(Component data from apps and pages)
--
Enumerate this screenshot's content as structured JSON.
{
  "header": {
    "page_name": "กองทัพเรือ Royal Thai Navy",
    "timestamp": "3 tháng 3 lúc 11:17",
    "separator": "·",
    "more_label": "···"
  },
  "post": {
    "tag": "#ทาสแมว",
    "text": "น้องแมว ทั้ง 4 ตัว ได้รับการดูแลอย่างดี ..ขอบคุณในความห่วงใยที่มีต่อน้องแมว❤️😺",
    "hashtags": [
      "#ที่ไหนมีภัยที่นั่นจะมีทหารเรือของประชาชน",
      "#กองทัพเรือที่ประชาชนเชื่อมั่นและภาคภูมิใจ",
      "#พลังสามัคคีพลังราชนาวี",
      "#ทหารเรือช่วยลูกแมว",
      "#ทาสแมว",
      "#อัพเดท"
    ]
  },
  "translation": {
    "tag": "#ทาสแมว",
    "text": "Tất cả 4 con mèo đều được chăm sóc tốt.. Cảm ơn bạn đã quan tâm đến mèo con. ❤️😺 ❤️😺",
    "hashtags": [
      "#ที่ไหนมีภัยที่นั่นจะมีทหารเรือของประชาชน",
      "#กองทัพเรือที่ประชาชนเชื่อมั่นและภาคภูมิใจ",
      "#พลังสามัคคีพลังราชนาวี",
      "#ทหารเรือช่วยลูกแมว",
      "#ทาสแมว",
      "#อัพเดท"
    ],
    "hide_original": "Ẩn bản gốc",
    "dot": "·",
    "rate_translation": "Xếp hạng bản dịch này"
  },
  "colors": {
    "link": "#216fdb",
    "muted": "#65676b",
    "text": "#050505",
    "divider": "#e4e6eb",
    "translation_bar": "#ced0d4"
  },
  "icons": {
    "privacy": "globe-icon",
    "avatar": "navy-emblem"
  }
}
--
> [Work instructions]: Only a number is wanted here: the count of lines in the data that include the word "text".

> [Result]: 3